I remember watching The Weather Channel one evening a couple of years ago. It was a Monday in May. The channel’s reporters were discussing the devastation of the tornado damage from earlier that day. They showed a local Oklahoma City TV reporter sharing the latest information about a school that was in rubble, where a search-and-rescue effort had been renamed a recovery effort.

The bodies of seven schoolchildren already had been found.

“They think there are 20 to 30 more children in there,” the reporter said.

As he tried to continue talking, he couldn’t. He choked up, turned around, and attempted to collect himself. I thought back to my Missouri School of Journalism training and the on-the-job instructions I had in more than 20 years as a newspaperman. Though never told this specifically, it always was implied: Don’t become emotionally invested in what you’re reporting because it can cloud how you tell the story.

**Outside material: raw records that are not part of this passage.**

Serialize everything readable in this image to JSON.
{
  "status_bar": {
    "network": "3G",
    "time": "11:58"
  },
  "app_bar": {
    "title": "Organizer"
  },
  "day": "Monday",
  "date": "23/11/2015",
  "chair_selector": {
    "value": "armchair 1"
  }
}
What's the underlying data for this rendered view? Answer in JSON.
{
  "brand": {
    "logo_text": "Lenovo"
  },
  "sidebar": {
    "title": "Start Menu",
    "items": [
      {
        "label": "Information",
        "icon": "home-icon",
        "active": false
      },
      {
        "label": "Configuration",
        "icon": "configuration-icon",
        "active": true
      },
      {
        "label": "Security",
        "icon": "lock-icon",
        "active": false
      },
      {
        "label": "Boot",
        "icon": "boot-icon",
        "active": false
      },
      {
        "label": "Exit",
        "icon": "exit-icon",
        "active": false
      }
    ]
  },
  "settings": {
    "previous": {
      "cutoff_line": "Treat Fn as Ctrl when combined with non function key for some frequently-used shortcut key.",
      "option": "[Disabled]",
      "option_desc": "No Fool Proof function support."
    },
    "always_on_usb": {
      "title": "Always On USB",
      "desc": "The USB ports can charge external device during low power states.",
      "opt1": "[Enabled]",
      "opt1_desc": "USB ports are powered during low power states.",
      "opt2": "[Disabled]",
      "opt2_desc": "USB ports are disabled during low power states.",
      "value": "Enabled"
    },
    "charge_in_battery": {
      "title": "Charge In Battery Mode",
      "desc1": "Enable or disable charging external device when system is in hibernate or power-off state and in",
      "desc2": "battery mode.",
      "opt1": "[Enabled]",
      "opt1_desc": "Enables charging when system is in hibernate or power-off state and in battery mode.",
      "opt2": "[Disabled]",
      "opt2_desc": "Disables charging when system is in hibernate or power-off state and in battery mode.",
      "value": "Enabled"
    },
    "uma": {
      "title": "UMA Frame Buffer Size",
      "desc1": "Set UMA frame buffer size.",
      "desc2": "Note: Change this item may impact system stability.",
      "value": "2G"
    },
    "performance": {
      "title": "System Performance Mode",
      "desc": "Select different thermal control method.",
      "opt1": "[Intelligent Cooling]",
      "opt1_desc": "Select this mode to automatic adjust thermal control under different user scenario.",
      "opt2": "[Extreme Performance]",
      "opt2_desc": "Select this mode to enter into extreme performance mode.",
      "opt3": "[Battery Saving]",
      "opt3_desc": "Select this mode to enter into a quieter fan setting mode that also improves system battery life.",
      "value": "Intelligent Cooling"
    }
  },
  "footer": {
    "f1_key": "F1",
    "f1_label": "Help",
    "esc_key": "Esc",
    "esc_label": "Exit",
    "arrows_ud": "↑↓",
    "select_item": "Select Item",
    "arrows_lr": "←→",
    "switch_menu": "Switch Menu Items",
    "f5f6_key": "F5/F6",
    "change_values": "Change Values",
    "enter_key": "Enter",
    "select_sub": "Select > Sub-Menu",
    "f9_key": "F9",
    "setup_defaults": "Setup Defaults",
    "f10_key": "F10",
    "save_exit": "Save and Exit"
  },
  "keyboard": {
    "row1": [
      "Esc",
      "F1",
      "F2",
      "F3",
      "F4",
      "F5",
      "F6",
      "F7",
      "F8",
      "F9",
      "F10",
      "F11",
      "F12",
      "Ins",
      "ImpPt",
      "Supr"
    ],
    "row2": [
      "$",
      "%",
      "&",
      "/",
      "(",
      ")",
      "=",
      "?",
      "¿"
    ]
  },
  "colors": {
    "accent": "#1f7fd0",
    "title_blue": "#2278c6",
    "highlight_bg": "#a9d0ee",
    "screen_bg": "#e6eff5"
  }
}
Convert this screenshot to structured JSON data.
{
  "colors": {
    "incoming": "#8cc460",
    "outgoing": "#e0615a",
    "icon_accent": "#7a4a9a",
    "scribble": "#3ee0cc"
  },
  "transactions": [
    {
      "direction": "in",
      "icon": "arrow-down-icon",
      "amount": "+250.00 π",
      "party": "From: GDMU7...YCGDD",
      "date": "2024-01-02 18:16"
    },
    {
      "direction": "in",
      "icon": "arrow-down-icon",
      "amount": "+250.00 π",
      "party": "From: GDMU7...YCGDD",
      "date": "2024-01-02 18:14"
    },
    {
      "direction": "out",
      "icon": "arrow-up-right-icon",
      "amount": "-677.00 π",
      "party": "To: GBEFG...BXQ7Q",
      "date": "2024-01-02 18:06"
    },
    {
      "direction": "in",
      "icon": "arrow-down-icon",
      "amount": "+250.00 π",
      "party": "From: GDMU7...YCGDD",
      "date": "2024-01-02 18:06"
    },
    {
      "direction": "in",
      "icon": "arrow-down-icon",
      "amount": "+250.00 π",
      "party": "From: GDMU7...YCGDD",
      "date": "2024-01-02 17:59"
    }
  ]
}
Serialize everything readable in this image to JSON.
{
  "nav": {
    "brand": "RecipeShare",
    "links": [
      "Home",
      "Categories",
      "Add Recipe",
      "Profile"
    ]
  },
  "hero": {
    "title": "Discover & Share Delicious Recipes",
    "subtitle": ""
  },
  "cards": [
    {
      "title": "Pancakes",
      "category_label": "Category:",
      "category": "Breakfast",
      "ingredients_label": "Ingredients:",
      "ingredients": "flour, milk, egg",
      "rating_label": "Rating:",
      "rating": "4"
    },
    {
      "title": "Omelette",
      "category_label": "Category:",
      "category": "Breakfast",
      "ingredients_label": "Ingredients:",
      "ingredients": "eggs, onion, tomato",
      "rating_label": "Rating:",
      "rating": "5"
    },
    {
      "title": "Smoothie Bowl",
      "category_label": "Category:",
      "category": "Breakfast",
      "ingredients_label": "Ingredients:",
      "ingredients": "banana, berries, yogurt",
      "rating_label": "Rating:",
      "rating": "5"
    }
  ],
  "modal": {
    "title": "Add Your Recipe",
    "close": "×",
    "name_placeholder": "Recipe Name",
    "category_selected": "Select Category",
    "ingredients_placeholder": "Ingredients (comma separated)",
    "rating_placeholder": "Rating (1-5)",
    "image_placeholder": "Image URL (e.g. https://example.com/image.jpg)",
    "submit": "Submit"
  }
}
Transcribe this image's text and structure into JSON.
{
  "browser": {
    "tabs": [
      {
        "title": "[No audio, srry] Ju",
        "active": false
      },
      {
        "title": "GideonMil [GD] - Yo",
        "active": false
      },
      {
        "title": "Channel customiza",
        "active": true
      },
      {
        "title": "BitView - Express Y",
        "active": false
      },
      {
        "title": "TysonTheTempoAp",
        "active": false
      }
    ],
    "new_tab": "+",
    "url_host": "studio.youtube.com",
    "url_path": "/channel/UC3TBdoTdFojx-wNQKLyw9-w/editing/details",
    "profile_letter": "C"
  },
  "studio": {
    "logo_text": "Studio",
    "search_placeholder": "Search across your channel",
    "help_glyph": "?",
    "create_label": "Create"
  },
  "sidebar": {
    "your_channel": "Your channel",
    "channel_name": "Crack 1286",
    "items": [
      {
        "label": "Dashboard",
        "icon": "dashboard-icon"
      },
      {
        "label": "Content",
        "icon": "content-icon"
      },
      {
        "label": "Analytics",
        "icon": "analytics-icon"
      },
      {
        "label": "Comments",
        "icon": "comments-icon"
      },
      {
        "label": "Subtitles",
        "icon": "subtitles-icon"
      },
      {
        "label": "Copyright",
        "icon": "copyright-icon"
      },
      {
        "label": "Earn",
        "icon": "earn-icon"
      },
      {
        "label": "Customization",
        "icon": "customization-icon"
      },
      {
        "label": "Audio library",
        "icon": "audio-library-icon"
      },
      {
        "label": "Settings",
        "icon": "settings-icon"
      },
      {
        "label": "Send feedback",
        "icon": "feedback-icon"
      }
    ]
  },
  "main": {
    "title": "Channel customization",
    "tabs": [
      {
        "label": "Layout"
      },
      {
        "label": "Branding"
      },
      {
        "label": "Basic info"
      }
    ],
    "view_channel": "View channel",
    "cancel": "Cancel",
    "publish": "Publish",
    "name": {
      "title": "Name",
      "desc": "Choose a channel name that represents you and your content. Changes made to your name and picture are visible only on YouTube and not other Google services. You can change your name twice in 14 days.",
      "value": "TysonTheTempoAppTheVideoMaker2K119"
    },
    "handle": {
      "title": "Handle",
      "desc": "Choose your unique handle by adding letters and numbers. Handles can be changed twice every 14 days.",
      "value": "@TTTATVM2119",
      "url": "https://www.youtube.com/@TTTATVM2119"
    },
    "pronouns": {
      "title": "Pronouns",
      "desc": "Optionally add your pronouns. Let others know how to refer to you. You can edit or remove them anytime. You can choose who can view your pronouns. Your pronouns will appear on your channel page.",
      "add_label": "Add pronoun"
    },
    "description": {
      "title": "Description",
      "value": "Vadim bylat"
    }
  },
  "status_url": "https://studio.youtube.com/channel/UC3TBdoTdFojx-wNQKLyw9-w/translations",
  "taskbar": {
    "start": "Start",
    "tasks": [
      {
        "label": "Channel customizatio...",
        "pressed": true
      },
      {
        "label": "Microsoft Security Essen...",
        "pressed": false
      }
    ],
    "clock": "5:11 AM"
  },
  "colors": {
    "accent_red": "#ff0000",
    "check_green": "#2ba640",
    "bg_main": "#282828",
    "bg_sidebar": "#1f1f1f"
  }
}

Anyone with a heart would know that’s impossible in many situations.

This was one of those situations. I felt for that reporter – though obviously I felt even more deeply for the children who lost their lives, for the parents of those children, and for the hundreds of others who died, were injured or lost their homes and belongings.


Once again, it drove home the fact that we never should take life for granted and should somehow savor every moment.

It made me remember a story I recently read involving Tommy Lasorda, of all people. Lasorda, a devoted Catholic, was the gregarious manager of the Los Angeles Dodgers for many years, as outgoing as any person you ever would meet. He was a salesman of sorts, one of the greatest ambassadors the game of baseball has known.

Tommy Lasorda (b. 1927), Manager, Los Angeles Dodgers from 1976 to 1996.

Tommy Lasorda (b. 1927), Manager, Los Angeles Dodgers from 1976 to 1996.

The story I read had been written some years ago and involved Lasorda’s son, who died at the age of 33. Lasorda clearly missed his son, but he had mourned for him and moved on. In fact, he seemed able to focus on everything positive despite many difficult aspects to his son’s life and the reason for his death (AIDS).

One quote from Lasorda has stuck with me. It went something like this:

“If God had come to me and said, ‘I will give you a son, but you will have him for only 33 years. Do you still want him?’, my answer would have been an absolute ‘Yes.’”

What a thought. What a way of looking at a horrible deal of the cards.

I don’t know if I could do that. Take away one of my children now and I would be as devastated as the homes and families in Oklahoma. Take away my wife or a good friend, and I wouldn’t be able to think only of the good times and the blessing I enjoyed for however long it was. I would be heart-broken and lament all that could have been, all that should have been. My mom was 75, not close to 33, when she passed away in May; I still felt like I lost her too soon.

How do you look disaster in the eye and gain Lasorda’s perspective? I have known people who lost their children at young ages; I don’t know that they ever have gotten over it. I’d be like those people, which is part of the reason my heart goes out to them and why that reporter had such difficulty talking in that moment.

Interviewers talked to some of the people whose homes were obliterated. On camera they said they were happy to be alive, that whatever material things – house, furniture, clothes, cars – were lost can be replaced. True enough, but some of those things that are lost can’t be replaced, things that took a lifetime to create, memories more tangible because of pictures or artwork or letters that can’t be recaptured.

And yet life is the most important, without a doubt. There is no replacing a life.

So we talk about enjoying life while we can, cherishing every moment spent with loved ones because you never know when it will be snatched away by a tornado or hurricane, car accident or disease. I tell myself that’s what I must try to do; that seeing the Sandy Hook shooting and the Boston Marathon bombing and the Oklahoma and Joplin tornadoes and all those other tragedies that occur somewhat regularly are those wakeup calls that come along (unfortunately) so often. I should never forget. I should savor.

I don’t know how to savor, though, try as I might. I’m not good at celebrating the joys that come along every day, of imprinting the mark of every person and aspect of life with which I am blessed in a deep and profound way.

Life gets busy, sometimes overwhelming. At other times life is routine, and I get caught up in doing my job, watching TV, following baseball stuff for my fantasy team, catching up on Facebook, taking out the trash, figuring out how to make the lawn look better (and failing), and cooking dinner and emptying the dishwasher and . . . .

Suddenly time has passed, and I haven’t paid close attention to the really important things: To the people. Then another wakeup call comes along, and I vow I will do better. Some day maybe I will.

Until then I’m hoping I won’t feel guilty if that moment of devastation comes along for me. I feel for that TV reporter and for Tommy Lasorda. And for all those victims of unexpected tragedy.

God bless them all.